• [Problem to work on]: Your reply should be the entries, output word for word, with each picture omitted.

• [Extracted data]:
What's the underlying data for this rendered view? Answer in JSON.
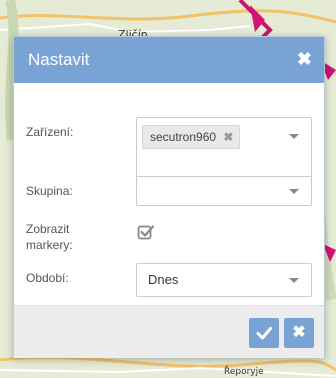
{
  "map": {
    "labels": {
      "top_town": "Zličín",
      "bottom_town": "Řeporyje"
    }
  },
  "dialog": {
    "title": "Nastavit",
    "fields": {
      "device": {
        "label": "Zařízení:",
        "selected_tag": "secutron960"
      },
      "group": {
        "label": "Skupina:",
        "value": ""
      },
      "show_markers": {
        "label": "Zobrazit markery:",
        "checked": true
      },
      "period": {
        "label": "Období:",
        "value": "Dnes"
      }
    }
  },
  "colors": {
    "accent": "#79a3d4",
    "footer_bg": "#ececec"
  },
  "icons": {
    "close": "close-icon",
    "tag_remove": "tag-remove-icon",
    "dropdown": "chevron-down-icon",
    "checkbox": "checkbox-checked-icon",
    "confirm": "check-icon",
    "cancel": "close-icon"
  }
}
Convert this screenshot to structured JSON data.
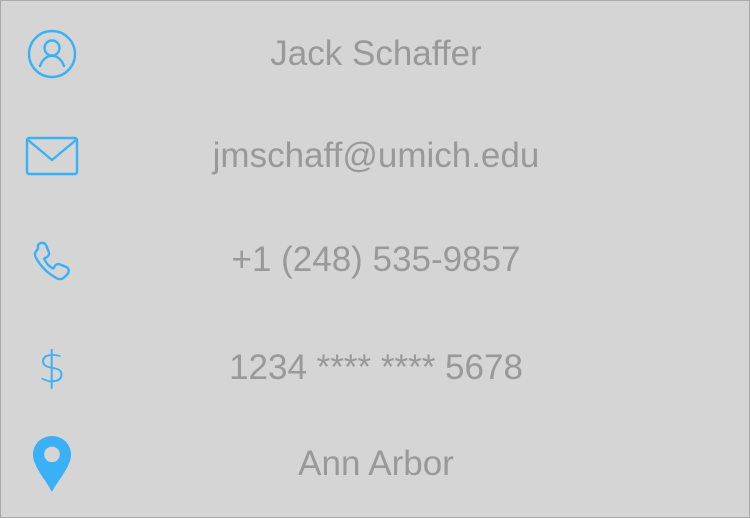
{
  "profile": {
    "accent_color": "#3ab1f6",
    "name": "Jack Schaffer",
    "email": "jmschaff@umich.edu",
    "phone": "+1 (248) 535-9857",
    "card": "1234 **** **** 5678",
    "location": "Ann Arbor"
  },
  "icons": {
    "name": "person-icon",
    "email": "mail-icon",
    "phone": "phone-icon",
    "card": "dollar-icon",
    "location": "location-pin-icon"
  }
}
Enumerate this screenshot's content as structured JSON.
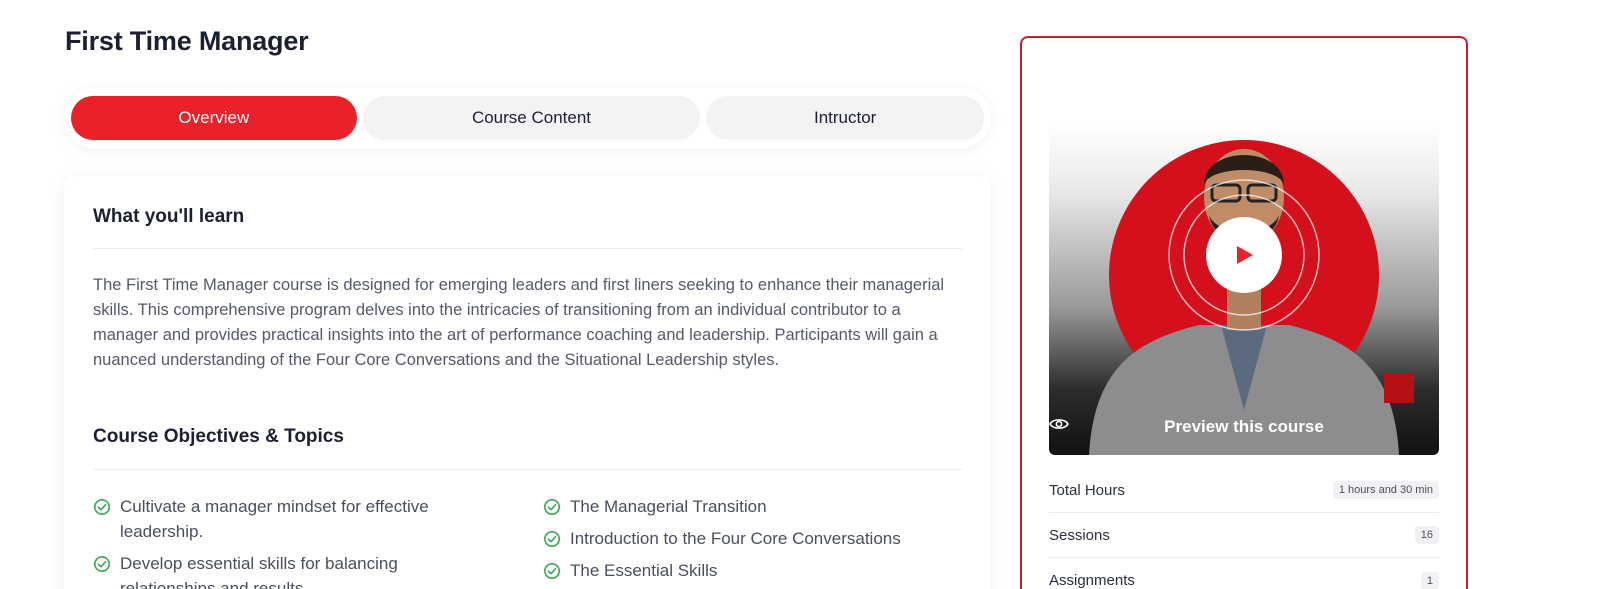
{
  "page": {
    "title": "First Time Manager"
  },
  "tabs": [
    {
      "label": "Overview",
      "active": true
    },
    {
      "label": "Course Content",
      "active": false
    },
    {
      "label": "Intructor",
      "active": false
    }
  ],
  "overview": {
    "learn_heading": "What you'll learn",
    "description": "The First Time Manager course is designed for emerging leaders and first liners seeking to enhance their managerial skills. This comprehensive program delves into the intricacies of transitioning from an individual contributor to a manager and provides practical insights into the art of performance coaching and leadership. Participants will gain a nuanced understanding of the Four Core Conversations and the Situational Leadership styles.",
    "objectives_heading": "Course Objectives & Topics",
    "objectives": [
      "Cultivate a manager mindset for effective leadership.",
      "Develop essential skills for balancing relationships and results.",
      "The Managerial Transition",
      "Introduction to the Four Core Conversations",
      "The Essential Skills"
    ]
  },
  "sidebar": {
    "preview_label": "Preview this course",
    "stats": [
      {
        "label": "Total Hours",
        "value": "1 hours and 30 min"
      },
      {
        "label": "Sessions",
        "value": "16"
      },
      {
        "label": "Assignments",
        "value": "1"
      }
    ]
  },
  "colors": {
    "accent": "#e8212b",
    "card_border": "#c8202a",
    "check": "#3aa856",
    "heading": "#1b2033"
  },
  "icons": {
    "check": "check-circle-icon",
    "play": "play-icon",
    "eye": "eye-icon"
  }
}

• [Finished exercise]:
What's the underlying data for this rendered view? Answer in JSON.
{
  "map": {
    "labels": {
      "top_town": "Zličín",
      "bottom_town": "Řeporyje"
    }
  },
  "dialog": {
    "title": "Nastavit",
    "fields": {
      "device": {
        "label": "Zařízení:",
        "selected_tag": "secutron960"
      },
      "group": {
        "label": "Skupina:",
        "value": ""
      },
      "show_markers": {
        "label": "Zobrazit markery:",
        "checked": true
      },
      "period": {
        "label": "Období:",
        "value": "Dnes"
      }
    }
  },
  "colors": {
    "accent": "#79a3d4",
    "footer_bg": "#ececec"
  },
  "icons": {
    "close": "close-icon",
    "tag_remove": "tag-remove-icon",
    "dropdown": "chevron-down-icon",
    "checkbox": "checkbox-checked-icon",
    "confirm": "check-icon",
    "cancel": "close-icon"
  }
}
Convert this screenshot to structured JSON data.
{
  "profile": {
    "accent_color": "#3ab1f6",
    "name": "Jack Schaffer",
    "email": "jmschaff@umich.edu",
    "phone": "+1 (248) 535-9857",
    "card": "1234 **** **** 5678",
    "location": "Ann Arbor"
  },
  "icons": {
    "name": "person-icon",
    "email": "mail-icon",
    "phone": "phone-icon",
    "card": "dollar-icon",
    "location": "location-pin-icon"
  }
}
Enumerate this screenshot's content as structured JSON.
{
  "page": {
    "title": "First Time Manager"
  },
  "tabs": [
    {
      "label": "Overview",
      "active": true
    },
    {
      "label": "Course Content",
      "active": false
    },
    {
      "label": "Intructor",
      "active": false
    }
  ],
  "overview": {
    "learn_heading": "What you'll learn",
    "description": "The First Time Manager course is designed for emerging leaders and first liners seeking to enhance their managerial skills. This comprehensive program delves into the intricacies of transitioning from an individual contributor to a manager and provides practical insights into the art of performance coaching and leadership. Participants will gain a nuanced understanding of the Four Core Conversations and the Situational Leadership styles.",
    "objectives_heading": "Course Objectives & Topics",
    "objectives": [
      "Cultivate a manager mindset for effective leadership.",
      "Develop essential skills for balancing relationships and results.",
      "The Managerial Transition",
      "Introduction to the Four Core Conversations",
      "The Essential Skills"
    ]
  },
  "sidebar": {
    "preview_label": "Preview this course",
    "stats": [
      {
        "label": "Total Hours",
        "value": "1 hours and 30 min"
      },
      {
        "label": "Sessions",
        "value": "16"
      },
      {
        "label": "Assignments",
        "value": "1"
      }
    ]
  },
  "colors": {
    "accent": "#e8212b",
    "card_border": "#c8202a",
    "check": "#3aa856",
    "heading": "#1b2033"
  },
  "icons": {
    "check": "check-circle-icon",
    "play": "play-icon",
    "eye": "eye-icon"
  }
}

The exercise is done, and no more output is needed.